I’m not saying everyone needs to delete the app, but I’ll be the first one to tell you how amazing disconnecting feels. A study by Pitt’s Center for Research on Media, Technology and Health points to the fact that people who use more social media platforms have a higher risk of developing depression or anxiety. Yet we spend hours on our phones frog–hopping from one platform to the next. Nobody needs to suffer unnecessarily because of a tiny electronic rectangle that can talk to other tiny electronic rectangles.
“The jury is out on what the positives and negatives are in terms of social media usage,” said Adam Primack, the study’s lead author. “Although we’ve seen higher tendencies for depression and anxiety for those who spend more time on a variety of platforms; people need to figure out for themselves what works for them.”

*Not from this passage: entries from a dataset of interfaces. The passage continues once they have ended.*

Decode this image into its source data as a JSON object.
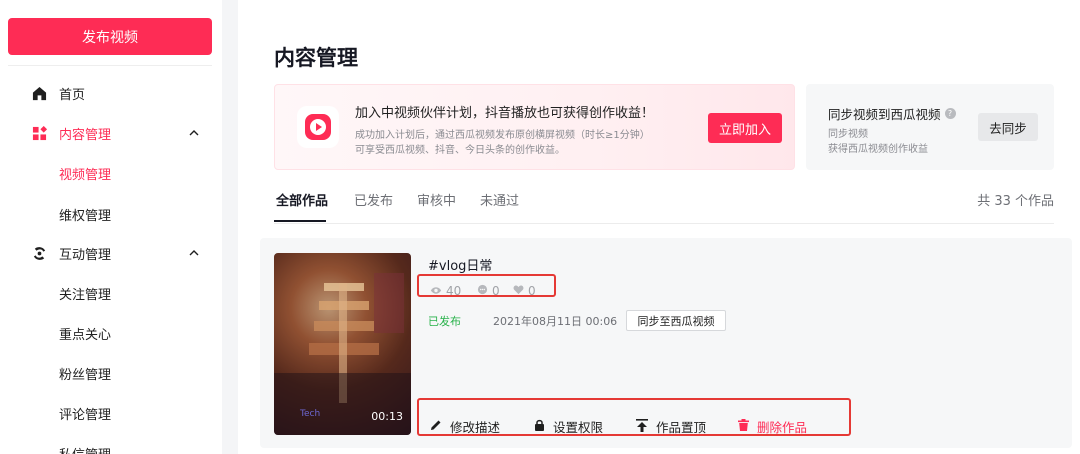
{
  "sidebar": {
    "publish_label": "发布视频",
    "items": [
      {
        "label": "首页"
      },
      {
        "label": "内容管理"
      },
      {
        "label": "视频管理"
      },
      {
        "label": "维权管理"
      },
      {
        "label": "互动管理"
      },
      {
        "label": "关注管理"
      },
      {
        "label": "重点关心"
      },
      {
        "label": "粉丝管理"
      },
      {
        "label": "评论管理"
      },
      {
        "label": "私信管理"
      }
    ]
  },
  "main": {
    "title": "内容管理",
    "promo": {
      "title": "加入中视频伙伴计划，抖音播放也可获得创作收益！",
      "desc1": "成功加入计划后，通过西瓜视频发布原创横屏视频（时长≥1分钟）",
      "desc2": "可享受西瓜视频、抖音、今日头条的创作收益。",
      "button": "立即加入"
    },
    "sync": {
      "title": "同步视频到西瓜视频",
      "desc1": "同步视频",
      "desc2": "获得西瓜视频创作收益",
      "button": "去同步"
    },
    "tabs": [
      {
        "label": "全部作品"
      },
      {
        "label": "已发布"
      },
      {
        "label": "审核中"
      },
      {
        "label": "未通过"
      }
    ],
    "total": "共 33 个作品",
    "work": {
      "title": "#vlog日常",
      "views": "40",
      "comments": "0",
      "likes": "0",
      "status": "已发布",
      "date": "2021年08月11日 00:06",
      "sync_label": "同步至西瓜视频",
      "duration": "00:13",
      "actions": {
        "edit": "修改描述",
        "permission": "设置权限",
        "pin": "作品置顶",
        "delete": "删除作品"
      }
    }
  },
  "colors": {
    "accent": "#fe2c55",
    "success": "#28b24a",
    "highlight_box": "#e53935"
  }
}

You don’t have quit the internet. That’s a pretty unrealistic move at this point anyway—and not necessary. The internet has become a commodity to us. We live right on the edge of cyberspace and reality. It’s not going anywhere. But more responsible scrolling habits might be the best place to start. Set a goal for spending two hours outside riding bikes every day. Go to concerts instead of watching them on YouTube. Get the heck in the real world and leave the virtual world for virtual stuff. If you need some help, set a phone restriction for yourself. Try to use the internet primarily for homework and learning. There’s no need to abandon the internet’s value entirely. It’s better to curb the sh*tstorm of useless information so we can access the valuable information more wisely.
So, close your laptop for a few hours, turn your phone off and go do something. Go for a run at the local park, go do a wine-tasting with your friends, or don’t do anything at all. But give yourself a break from screens for a little while. Let your scrolling fingers rest. Your laptop won’t go anywhere while you’re gone. Now more than ever, it’s imperative that we take time for ourselves to de-stimulate and unplug. Humans got along just fine without smartphones for, well, all of human history up until just now.